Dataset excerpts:
↓↓↓
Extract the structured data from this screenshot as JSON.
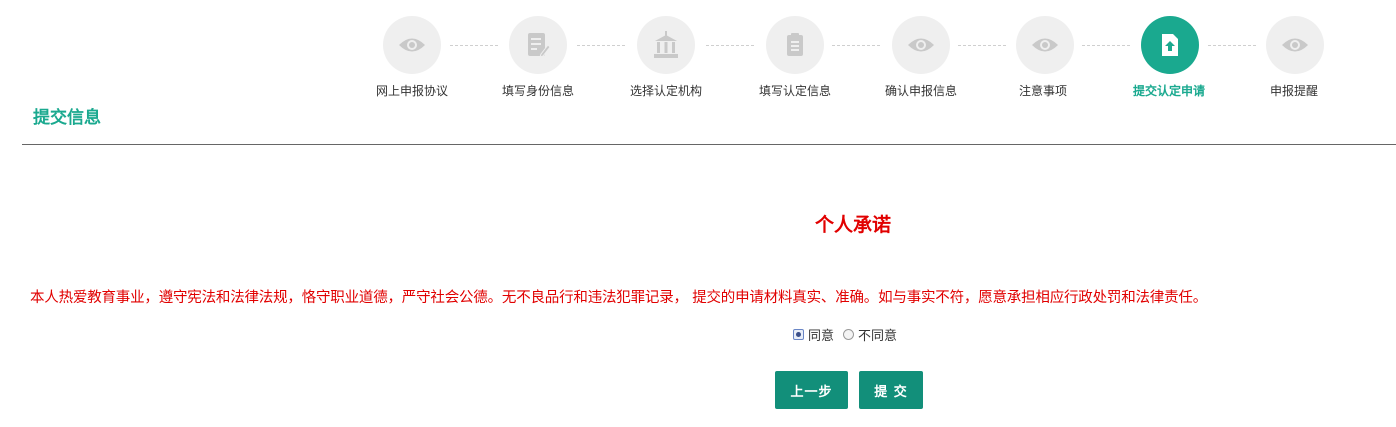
{
  "page": {
    "title": "提交信息"
  },
  "steps": [
    {
      "label": "网上申报协议",
      "icon": "eye-icon",
      "active": false
    },
    {
      "label": "填写身份信息",
      "icon": "edit-document-icon",
      "active": false
    },
    {
      "label": "选择认定机构",
      "icon": "institution-building-icon",
      "active": false
    },
    {
      "label": "填写认定信息",
      "icon": "document-list-icon",
      "active": false
    },
    {
      "label": "确认申报信息",
      "icon": "eye-icon",
      "active": false
    },
    {
      "label": "注意事项",
      "icon": "eye-icon",
      "active": false
    },
    {
      "label": "提交认定申请",
      "icon": "upload-file-icon",
      "active": true
    },
    {
      "label": "申报提醒",
      "icon": "eye-icon",
      "active": false
    }
  ],
  "pledge": {
    "title": "个人承诺",
    "text": "本人热爱教育事业，遵守宪法和法律法规，恪守职业道德，严守社会公德。无不良品行和违法犯罪记录， 提交的申请材料真实、准确。如与事实不符，愿意承担相应行政处罚和法律责任。"
  },
  "agreement": {
    "options": [
      {
        "label": "同意",
        "selected": true
      },
      {
        "label": "不同意",
        "selected": false
      }
    ]
  },
  "buttons": {
    "prev_label": "上一步",
    "submit_label": "提 交"
  },
  "colors": {
    "accent": "#1aa98f",
    "button": "#128f7a",
    "warning_text": "#e10000",
    "inactive_circle": "#efefef"
  }
}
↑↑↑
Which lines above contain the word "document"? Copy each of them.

* RESPONSE TO THE TASK *
      "icon": "edit-document-icon",
      "icon": "document-list-icon",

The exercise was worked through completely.